Each line of the material below with the word "used" is to be reported.
+++
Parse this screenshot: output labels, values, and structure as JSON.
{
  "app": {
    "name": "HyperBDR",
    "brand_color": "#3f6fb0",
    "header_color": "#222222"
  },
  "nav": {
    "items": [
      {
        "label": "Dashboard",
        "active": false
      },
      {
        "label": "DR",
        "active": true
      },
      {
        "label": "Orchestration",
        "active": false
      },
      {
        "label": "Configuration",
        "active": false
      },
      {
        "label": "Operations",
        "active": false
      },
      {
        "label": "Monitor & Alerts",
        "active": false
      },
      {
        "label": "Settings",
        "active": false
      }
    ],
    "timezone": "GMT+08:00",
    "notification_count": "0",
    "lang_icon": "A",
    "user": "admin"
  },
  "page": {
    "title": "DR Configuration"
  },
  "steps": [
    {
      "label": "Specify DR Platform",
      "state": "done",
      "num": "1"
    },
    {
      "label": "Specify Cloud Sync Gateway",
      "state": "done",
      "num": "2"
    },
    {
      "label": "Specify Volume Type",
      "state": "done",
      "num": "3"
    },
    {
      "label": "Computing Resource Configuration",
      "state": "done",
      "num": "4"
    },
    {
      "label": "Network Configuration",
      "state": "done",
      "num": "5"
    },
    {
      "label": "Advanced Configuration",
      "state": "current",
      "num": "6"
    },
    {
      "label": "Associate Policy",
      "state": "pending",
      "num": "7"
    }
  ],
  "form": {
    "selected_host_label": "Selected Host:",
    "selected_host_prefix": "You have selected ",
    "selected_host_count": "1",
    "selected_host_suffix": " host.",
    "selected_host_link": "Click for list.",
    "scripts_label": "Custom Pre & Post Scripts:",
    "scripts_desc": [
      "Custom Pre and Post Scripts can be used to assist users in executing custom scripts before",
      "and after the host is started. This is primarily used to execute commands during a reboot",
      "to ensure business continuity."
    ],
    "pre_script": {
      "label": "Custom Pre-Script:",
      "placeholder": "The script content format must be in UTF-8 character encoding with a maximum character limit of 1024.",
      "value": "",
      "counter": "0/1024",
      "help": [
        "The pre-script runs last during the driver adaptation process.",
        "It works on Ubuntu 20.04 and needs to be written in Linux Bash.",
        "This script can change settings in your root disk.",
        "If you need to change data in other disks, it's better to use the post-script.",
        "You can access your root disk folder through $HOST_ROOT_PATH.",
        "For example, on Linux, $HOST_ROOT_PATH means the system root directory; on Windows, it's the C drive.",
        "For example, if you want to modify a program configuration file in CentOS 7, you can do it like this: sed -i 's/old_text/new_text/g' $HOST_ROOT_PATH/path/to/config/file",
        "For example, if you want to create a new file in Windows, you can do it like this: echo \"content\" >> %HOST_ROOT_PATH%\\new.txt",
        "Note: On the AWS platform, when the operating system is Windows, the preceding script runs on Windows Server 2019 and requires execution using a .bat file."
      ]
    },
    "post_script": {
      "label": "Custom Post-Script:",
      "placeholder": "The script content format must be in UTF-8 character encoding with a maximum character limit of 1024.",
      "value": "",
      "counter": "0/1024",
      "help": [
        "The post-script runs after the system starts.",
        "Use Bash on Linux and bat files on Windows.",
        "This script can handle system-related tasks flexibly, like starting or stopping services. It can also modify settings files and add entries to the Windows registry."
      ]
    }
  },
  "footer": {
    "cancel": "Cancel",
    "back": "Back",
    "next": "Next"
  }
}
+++
Solution to this problem:
      "Custom Pre and Post Scripts can be used to assist users in executing custom scripts before",
      "and after the host is started. This is primarily used to execute commands during a reboot",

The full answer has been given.